Some people will tell you that if there were but a single loaf of bread in all India it would be divided equally between the Plowdens, the Trevors, the Beadons, and the Rivett-Carnacs. That is only one way of saying that certain families serve India generation after generation, as dolphins follow in line across the open sea.

fellow-whelps fellow new recruits A whelp is a young dog, that knows nothing of the world, and has to be ‘licked into shape’.

sicken in the slough of Lower India in the quagmire of the service, the mass of rules and routines through which a new entrant would struggle at first, particularly burdensome in the unhealthy heat and dust of the Indian Plains. An echo of John Bunyan’s The Pilgrim’s Progress (1678) in which the Pilgrim flounders through the ‘Slough of Despond’.

to the Mountain’s brow Because he bore his father’s name Clare was ‘fast-tracked’ to a post in the hills, presumably in the central administration in Simla, the hill station which was the seat of the Government of India in the hot season.

[Verse 3]

no fairyland is Capua
Andrew Rutherford notes (p. 342) that ‘Capua’ – the ancient Roman city famous for wealth and luxury – was a nickname for Simla; though Clare did not find it a place of delight.

St Vincent licked the stamp and signed the letter He did the necessary routine jobs in the office.

that foul frail red tape In Goverment offices documents were filed in bundles secured by pink tape, as pictured on the covers of later editions of Departmental Ditties.

Ever since those times ‘Red Tape’ has been a synonym for cumbersome bureaucracy.

[Verse 4]

prospered greatly and forgat his father Clare forgot the example of his respected father. This might conceivably be an echo from “The Ascension of Isaiah”, one of the Pseudepigraphs which the young Kipling might have encountered:

It came to pass after the death of Hezekiah that Manasseh reigned, who forgat his father’s precepts…

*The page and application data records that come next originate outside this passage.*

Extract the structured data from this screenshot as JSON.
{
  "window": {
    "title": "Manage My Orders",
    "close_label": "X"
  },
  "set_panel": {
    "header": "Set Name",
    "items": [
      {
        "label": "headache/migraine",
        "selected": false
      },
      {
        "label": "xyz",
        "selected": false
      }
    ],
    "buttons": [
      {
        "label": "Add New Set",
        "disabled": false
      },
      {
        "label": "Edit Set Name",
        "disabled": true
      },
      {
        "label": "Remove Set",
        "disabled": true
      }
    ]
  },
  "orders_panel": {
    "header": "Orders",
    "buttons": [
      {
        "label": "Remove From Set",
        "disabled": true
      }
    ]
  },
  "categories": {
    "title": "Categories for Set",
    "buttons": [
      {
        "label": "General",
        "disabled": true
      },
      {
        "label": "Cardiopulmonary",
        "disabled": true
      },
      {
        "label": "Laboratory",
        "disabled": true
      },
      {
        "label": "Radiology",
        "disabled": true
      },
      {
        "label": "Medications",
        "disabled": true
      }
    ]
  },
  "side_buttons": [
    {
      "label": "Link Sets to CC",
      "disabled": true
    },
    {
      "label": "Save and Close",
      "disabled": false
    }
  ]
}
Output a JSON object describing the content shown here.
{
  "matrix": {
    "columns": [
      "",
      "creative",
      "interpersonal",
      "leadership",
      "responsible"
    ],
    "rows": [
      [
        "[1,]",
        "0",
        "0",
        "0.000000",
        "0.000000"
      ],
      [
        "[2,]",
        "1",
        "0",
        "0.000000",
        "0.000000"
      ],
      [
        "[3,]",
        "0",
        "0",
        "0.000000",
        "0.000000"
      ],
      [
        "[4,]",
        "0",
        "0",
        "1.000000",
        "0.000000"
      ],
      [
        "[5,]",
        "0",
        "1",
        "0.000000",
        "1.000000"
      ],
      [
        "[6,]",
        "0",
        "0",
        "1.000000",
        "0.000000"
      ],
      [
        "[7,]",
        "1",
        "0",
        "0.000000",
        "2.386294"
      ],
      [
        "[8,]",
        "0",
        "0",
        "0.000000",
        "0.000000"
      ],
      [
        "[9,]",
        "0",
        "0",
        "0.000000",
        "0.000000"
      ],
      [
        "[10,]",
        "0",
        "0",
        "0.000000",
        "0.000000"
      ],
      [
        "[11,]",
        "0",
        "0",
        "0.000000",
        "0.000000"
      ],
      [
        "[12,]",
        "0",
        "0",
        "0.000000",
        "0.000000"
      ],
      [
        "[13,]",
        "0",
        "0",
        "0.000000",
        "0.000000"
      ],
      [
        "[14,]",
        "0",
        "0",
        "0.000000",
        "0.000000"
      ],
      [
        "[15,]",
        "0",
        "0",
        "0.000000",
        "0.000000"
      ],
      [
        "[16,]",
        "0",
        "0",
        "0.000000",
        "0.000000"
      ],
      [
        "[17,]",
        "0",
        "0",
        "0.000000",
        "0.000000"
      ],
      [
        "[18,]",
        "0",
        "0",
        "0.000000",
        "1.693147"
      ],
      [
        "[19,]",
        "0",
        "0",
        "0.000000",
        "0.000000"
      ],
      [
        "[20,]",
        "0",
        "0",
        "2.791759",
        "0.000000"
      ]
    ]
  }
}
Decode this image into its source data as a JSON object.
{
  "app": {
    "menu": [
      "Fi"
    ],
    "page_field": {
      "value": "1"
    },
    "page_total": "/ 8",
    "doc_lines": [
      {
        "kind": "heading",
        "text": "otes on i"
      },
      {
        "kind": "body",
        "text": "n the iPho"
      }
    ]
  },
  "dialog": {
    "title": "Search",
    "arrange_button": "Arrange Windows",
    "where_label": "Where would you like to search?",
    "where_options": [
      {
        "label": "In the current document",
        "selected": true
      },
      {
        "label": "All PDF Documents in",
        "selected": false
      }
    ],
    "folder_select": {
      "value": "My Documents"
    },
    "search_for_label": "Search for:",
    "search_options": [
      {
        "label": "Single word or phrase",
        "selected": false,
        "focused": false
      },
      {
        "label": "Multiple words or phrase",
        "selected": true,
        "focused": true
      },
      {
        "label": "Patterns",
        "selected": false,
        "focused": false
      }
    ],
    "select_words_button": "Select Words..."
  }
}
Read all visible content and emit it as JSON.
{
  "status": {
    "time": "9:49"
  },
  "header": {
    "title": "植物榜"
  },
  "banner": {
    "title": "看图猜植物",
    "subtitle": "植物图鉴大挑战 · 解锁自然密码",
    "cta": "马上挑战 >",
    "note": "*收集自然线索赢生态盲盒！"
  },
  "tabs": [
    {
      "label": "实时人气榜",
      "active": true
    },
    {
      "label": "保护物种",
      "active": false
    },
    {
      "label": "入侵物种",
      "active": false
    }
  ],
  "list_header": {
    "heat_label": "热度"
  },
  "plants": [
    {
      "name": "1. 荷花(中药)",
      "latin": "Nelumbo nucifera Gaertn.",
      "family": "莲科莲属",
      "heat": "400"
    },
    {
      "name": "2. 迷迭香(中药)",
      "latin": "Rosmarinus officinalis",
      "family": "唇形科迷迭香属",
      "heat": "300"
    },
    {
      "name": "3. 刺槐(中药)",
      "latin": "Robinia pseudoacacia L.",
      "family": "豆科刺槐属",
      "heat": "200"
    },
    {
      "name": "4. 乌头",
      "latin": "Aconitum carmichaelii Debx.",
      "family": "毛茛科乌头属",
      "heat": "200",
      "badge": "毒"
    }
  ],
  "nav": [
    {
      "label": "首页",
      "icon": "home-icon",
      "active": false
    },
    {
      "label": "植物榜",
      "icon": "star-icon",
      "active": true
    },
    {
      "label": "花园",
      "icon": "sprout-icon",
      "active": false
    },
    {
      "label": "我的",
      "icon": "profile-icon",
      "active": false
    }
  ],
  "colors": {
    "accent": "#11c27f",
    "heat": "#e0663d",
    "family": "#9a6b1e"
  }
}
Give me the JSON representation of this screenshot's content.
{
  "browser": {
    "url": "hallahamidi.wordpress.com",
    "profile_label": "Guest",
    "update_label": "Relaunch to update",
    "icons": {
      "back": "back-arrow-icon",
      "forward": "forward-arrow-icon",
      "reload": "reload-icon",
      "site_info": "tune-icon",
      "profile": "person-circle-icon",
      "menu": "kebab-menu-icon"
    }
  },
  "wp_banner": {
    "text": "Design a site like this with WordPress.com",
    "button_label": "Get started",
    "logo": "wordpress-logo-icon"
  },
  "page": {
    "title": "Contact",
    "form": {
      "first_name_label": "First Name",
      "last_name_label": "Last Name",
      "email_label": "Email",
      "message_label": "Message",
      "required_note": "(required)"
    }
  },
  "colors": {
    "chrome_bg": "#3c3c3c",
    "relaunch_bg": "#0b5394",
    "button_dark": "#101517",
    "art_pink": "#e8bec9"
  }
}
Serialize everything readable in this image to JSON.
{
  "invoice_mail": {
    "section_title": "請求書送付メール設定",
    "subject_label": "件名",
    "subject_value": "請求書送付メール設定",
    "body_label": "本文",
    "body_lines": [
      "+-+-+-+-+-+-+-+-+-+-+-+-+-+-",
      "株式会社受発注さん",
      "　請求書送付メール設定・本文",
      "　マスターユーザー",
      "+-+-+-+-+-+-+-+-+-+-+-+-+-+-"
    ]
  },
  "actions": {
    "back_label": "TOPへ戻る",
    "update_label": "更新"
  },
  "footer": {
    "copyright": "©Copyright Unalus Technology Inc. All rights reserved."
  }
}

See The Internet Archive. We are cautious about this reference, but Kipling certainly had an extensive knowledge of the Bible, Apocryphal or otherwise.

a rather Conceited prig A prig is a narrow-minded self-righteous didactic person, convinced of his own correctness. with a tendency to put others right.

facile the downward path Andrew Rutherford points out that this echoes Virgil’s Aeneid vi, 126: facilis descensus Averni – ‘easy is the downward path to the nether world.’

Kipling must have remembered the line from school. He might well have had to write it out many times as an ‘impot’, a punishment for misdeeds, like those of his readers who had enjoyed a Classical education

briniest rods rods soaked in salt water, for painful beatings.

[Verse 5]

He is a c-d He is a cad. A cad was no gentleman, lacking good manners and behaving badly to others. The word is occasionally still used, though it has lost some of the force it had in Victorian times, when good manners were particularly highly valued.

See “A Friend’s Friend” in Plain Tales from the Hills which describes the violent punishment meted out to a young man who had badly misbehaved himself at a ball.

the fiat went forth fiat is Latin for ‘let it be done’, meaning a decree or rule. Here it presumably implies that the order for Clare’s downward transfer was made.

[Verse 6]

Cast out … he sought the plains Clare was evidently transferred to a less prestigious and much more uncomfortable post down on the plains of India, sweltering hot in the summer-time.

as the punkah flickers o’er him punkahs were large swinging fans, formed of cloth stretched on a rectangular frame and suspended from the ceiling.

They were activated by the pullers (punkah wallahs) to agitate the air in rooms, to help sweating sahibs sleep on hot Indian nights, or indeed work during the day.

©John Radcliffe 2012 All rights reserved